- **YOUR ASSIGNMENT**: Every record is to be printed exactly as written, and any picture in it is skipped.

Dataset rows for apps and sites
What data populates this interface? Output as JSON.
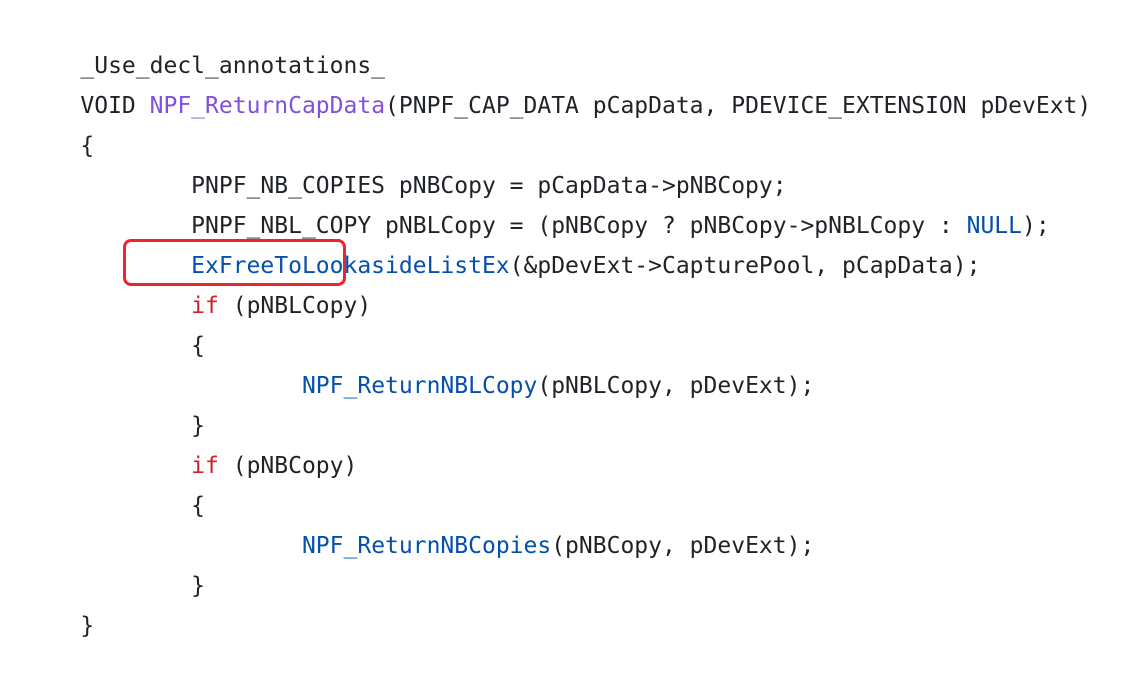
{
  "code": {
    "lines": [
      {
        "tokens": [
          {
            "text": "_Use_decl_annotations_",
            "kind": "plain"
          }
        ]
      },
      {
        "tokens": [
          {
            "text": "VOID ",
            "kind": "plain"
          },
          {
            "text": "NPF_ReturnCapData",
            "kind": "func-def"
          },
          {
            "text": "(PNPF_CAP_DATA pCapData, PDEVICE_EXTENSION pDevExt)",
            "kind": "plain"
          }
        ]
      },
      {
        "tokens": [
          {
            "text": "{",
            "kind": "plain"
          }
        ]
      },
      {
        "tokens": [
          {
            "text": "        PNPF_NB_COPIES pNBCopy = pCapData->pNBCopy;",
            "kind": "plain"
          }
        ]
      },
      {
        "tokens": [
          {
            "text": "        PNPF_NBL_COPY pNBLCopy = (pNBCopy ? pNBCopy->pNBLCopy : ",
            "kind": "plain"
          },
          {
            "text": "NULL",
            "kind": "constant"
          },
          {
            "text": ");",
            "kind": "plain"
          }
        ]
      },
      {
        "tokens": [
          {
            "text": "        ",
            "kind": "plain"
          },
          {
            "text": "ExFreeToLookasideListEx",
            "kind": "func-call"
          },
          {
            "text": "(&pDevExt->CapturePool, pCapData);",
            "kind": "plain"
          }
        ]
      },
      {
        "tokens": [
          {
            "text": "        ",
            "kind": "plain"
          },
          {
            "text": "if",
            "kind": "keyword"
          },
          {
            "text": " (pNBLCopy)",
            "kind": "plain"
          }
        ]
      },
      {
        "tokens": [
          {
            "text": "        {",
            "kind": "plain"
          }
        ]
      },
      {
        "tokens": [
          {
            "text": "                ",
            "kind": "plain"
          },
          {
            "text": "NPF_ReturnNBLCopy",
            "kind": "func-call"
          },
          {
            "text": "(pNBLCopy, pDevExt);",
            "kind": "plain"
          }
        ]
      },
      {
        "tokens": [
          {
            "text": "        }",
            "kind": "plain"
          }
        ]
      },
      {
        "tokens": [
          {
            "text": "        ",
            "kind": "plain"
          },
          {
            "text": "if",
            "kind": "keyword"
          },
          {
            "text": " (pNBCopy)",
            "kind": "plain"
          }
        ]
      },
      {
        "tokens": [
          {
            "text": "        {",
            "kind": "plain"
          }
        ]
      },
      {
        "tokens": [
          {
            "text": "                ",
            "kind": "plain"
          },
          {
            "text": "NPF_ReturnNBCopies",
            "kind": "func-call"
          },
          {
            "text": "(pNBCopy, pDevExt);",
            "kind": "plain"
          }
        ]
      },
      {
        "tokens": [
          {
            "text": "        }",
            "kind": "plain"
          }
        ]
      },
      {
        "tokens": [
          {
            "text": "}",
            "kind": "plain"
          }
        ]
      }
    ],
    "highlighted_line": 6
  },
  "colors": {
    "background": "#ffffff",
    "plain_text": "#1f2328",
    "keyword": "#cf222e",
    "function_definition": "#8250df",
    "function_call": "#0550ae",
    "constant": "#0550ae",
    "highlight_border": "#e8262b"
  }
}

- **RESPONSE FOR THIS EXERCISE**:
What data populates this interface? Output as JSON.
{
  "code": {
    "lines": [
      {
        "tokens": [
          {
            "text": "_Use_decl_annotations_",
            "kind": "plain"
          }
        ]
      },
      {
        "tokens": [
          {
            "text": "VOID ",
            "kind": "plain"
          },
          {
            "text": "NPF_ReturnCapData",
            "kind": "func-def"
          },
          {
            "text": "(PNPF_CAP_DATA pCapData, PDEVICE_EXTENSION pDevExt)",
            "kind": "plain"
          }
        ]
      },
      {
        "tokens": [
          {
            "text": "{",
            "kind": "plain"
          }
        ]
      },
      {
        "tokens": [
          {
            "text": "        PNPF_NB_COPIES pNBCopy = pCapData->pNBCopy;",
            "kind": "plain"
          }
        ]
      },
      {
        "tokens": [
          {
            "text": "        PNPF_NBL_COPY pNBLCopy = (pNBCopy ? pNBCopy->pNBLCopy : ",
            "kind": "plain"
          },
          {
            "text": "NULL",
            "kind": "constant"
          },
          {
            "text": ");",
            "kind": "plain"
          }
        ]
      },
      {
        "tokens": [
          {
            "text": "        ",
            "kind": "plain"
          },
          {
            "text": "ExFreeToLookasideListEx",
            "kind": "func-call"
          },
          {
            "text": "(&pDevExt->CapturePool, pCapData);",
            "kind": "plain"
          }
        ]
      },
      {
        "tokens": [
          {
            "text": "        ",
            "kind": "plain"
          },
          {
            "text": "if",
            "kind": "keyword"
          },
          {
            "text": " (pNBLCopy)",
            "kind": "plain"
          }
        ]
      },
      {
        "tokens": [
          {
            "text": "        {",
            "kind": "plain"
          }
        ]
      },
      {
        "tokens": [
          {
            "text": "                ",
            "kind": "plain"
          },
          {
            "text": "NPF_ReturnNBLCopy",
            "kind": "func-call"
          },
          {
            "text": "(pNBLCopy, pDevExt);",
            "kind": "plain"
          }
        ]
      },
      {
        "tokens": [
          {
            "text": "        }",
            "kind": "plain"
          }
        ]
      },
      {
        "tokens": [
          {
            "text": "        ",
            "kind": "plain"
          },
          {
            "text": "if",
            "kind": "keyword"
          },
          {
            "text": " (pNBCopy)",
            "kind": "plain"
          }
        ]
      },
      {
        "tokens": [
          {
            "text": "        {",
            "kind": "plain"
          }
        ]
      },
      {
        "tokens": [
          {
            "text": "                ",
            "kind": "plain"
          },
          {
            "text": "NPF_ReturnNBCopies",
            "kind": "func-call"
          },
          {
            "text": "(pNBCopy, pDevExt);",
            "kind": "plain"
          }
        ]
      },
      {
        "tokens": [
          {
            "text": "        }",
            "kind": "plain"
          }
        ]
      },
      {
        "tokens": [
          {
            "text": "}",
            "kind": "plain"
          }
        ]
      }
    ],
    "highlighted_line": 6
  },
  "colors": {
    "background": "#ffffff",
    "plain_text": "#1f2328",
    "keyword": "#cf222e",
    "function_definition": "#8250df",
    "function_call": "#0550ae",
    "constant": "#0550ae",
    "highlight_border": "#e8262b"
  }
}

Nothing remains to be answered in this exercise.